July 17, 2017
by Sheila Leech

Sheila Leech, Vice President of International Healthcare for Reach Beyond and a team leader for the 2017 Ghana medical internship, shares a series of stories from the experiences there. This is one of them.

The crowd of patients huddled under the blue and red awning outside the church, seeking protection from the sun. The noise level was rising as more than 200 patients waited for their turn to be seen by a medical person. The Reach Beyond medical intern team worked efficiently and fast but it was clear that not every patient could be attended to that day.

Periodically one of the medical staff would be summoned by Frank, our Theovision partner, to decide on "fast tracking" a particularly sick patient. The colorful crowd would watch intently as a decision was made by the triage team. Those who already had their registration papers knew that every patient selected for fast track would put them further down the line. Every patient who was not registered knew that every fast-tracked patient lessened their chance of being seen by a doctor.

A young girl was carried in by her mother. Her left foot was swollen and so painful that the girl could not walk on it. Her mother told the staff that a big thorn had punctured her foot as she was out walking. The area between her toes was badly swollen and infected. This was definitely a case that needed to be seen.

      They could hardly believe what they were hearing.
      For them, this offer was an amazing gesture of kindness.

It was clear that Helen, as her name turned out to be, was not accustomed to seeing doctors - especially not white doctors. Her mother coaxed her to lie down on the rough wooden bench "exam table", held her tightly in her arms and covered her eyes so she would not see the anesthesia being injected.

It hurt. Even the distraction of a lollipop to suck on was not enough to take Helen’s mind off the sensation of Doctor Nelson probing the wound with metal forceps. Finally, the doctor pronounced that there was no longer a thorn there, and that the wound should stay open so the infection could drain out. A clean white gauze dressing and bandage was applied.
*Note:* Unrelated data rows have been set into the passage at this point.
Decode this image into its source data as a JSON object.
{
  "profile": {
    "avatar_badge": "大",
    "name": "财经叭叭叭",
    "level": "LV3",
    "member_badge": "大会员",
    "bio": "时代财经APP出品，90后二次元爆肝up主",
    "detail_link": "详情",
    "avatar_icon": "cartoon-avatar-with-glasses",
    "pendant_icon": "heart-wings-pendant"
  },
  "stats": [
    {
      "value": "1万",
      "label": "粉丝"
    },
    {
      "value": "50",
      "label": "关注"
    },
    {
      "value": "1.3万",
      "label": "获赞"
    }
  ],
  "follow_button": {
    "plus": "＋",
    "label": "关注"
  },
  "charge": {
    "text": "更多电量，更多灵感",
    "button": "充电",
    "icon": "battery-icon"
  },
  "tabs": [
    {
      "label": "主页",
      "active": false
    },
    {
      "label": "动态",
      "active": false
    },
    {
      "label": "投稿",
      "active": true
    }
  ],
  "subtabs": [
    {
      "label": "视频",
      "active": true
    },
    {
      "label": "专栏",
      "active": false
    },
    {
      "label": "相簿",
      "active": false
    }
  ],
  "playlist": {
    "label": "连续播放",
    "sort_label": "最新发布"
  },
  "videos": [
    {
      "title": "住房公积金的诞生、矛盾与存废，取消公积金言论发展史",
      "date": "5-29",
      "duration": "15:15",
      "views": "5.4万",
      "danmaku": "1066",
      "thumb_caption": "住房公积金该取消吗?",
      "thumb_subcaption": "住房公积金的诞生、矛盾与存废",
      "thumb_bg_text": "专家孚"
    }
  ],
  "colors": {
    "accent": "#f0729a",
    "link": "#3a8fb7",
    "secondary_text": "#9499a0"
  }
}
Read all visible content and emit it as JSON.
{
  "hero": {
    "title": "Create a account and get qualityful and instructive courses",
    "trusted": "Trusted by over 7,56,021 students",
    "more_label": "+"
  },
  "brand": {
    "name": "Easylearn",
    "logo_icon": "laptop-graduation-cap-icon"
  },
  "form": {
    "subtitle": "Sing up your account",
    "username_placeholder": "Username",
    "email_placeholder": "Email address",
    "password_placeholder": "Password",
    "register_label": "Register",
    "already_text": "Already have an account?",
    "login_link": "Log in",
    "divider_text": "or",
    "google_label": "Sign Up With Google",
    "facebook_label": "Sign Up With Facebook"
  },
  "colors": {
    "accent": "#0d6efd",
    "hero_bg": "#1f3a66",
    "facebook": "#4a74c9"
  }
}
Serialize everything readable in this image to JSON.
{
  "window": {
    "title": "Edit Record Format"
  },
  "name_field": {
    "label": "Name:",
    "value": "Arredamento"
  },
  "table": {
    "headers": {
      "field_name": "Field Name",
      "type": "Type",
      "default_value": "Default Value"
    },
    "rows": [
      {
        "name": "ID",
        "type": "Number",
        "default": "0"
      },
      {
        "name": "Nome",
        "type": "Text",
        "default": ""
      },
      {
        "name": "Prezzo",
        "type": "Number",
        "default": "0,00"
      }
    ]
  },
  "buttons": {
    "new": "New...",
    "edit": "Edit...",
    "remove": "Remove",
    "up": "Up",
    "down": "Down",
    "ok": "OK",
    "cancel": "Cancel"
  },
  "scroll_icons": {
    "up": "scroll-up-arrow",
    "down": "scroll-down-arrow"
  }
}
Helen’s mother was given more dressings and bandages to take home, and instructed that Helen should keep off her foot for a few days and keep it elevated. The team took time to pray with them.

Helen’s mother started to pick up the 10 year-old to swing her on to her back to be carried home. Then Lee Sonius, the Regional Director for SSA, stepped in and offered to drive them home. They could hardly believe what they were hearing. For them, this offer was an amazing gesture of kindness. For the team it was another great opportunity and privilege to be the Voice and Hands of Jesus and to go the extra mile - literally.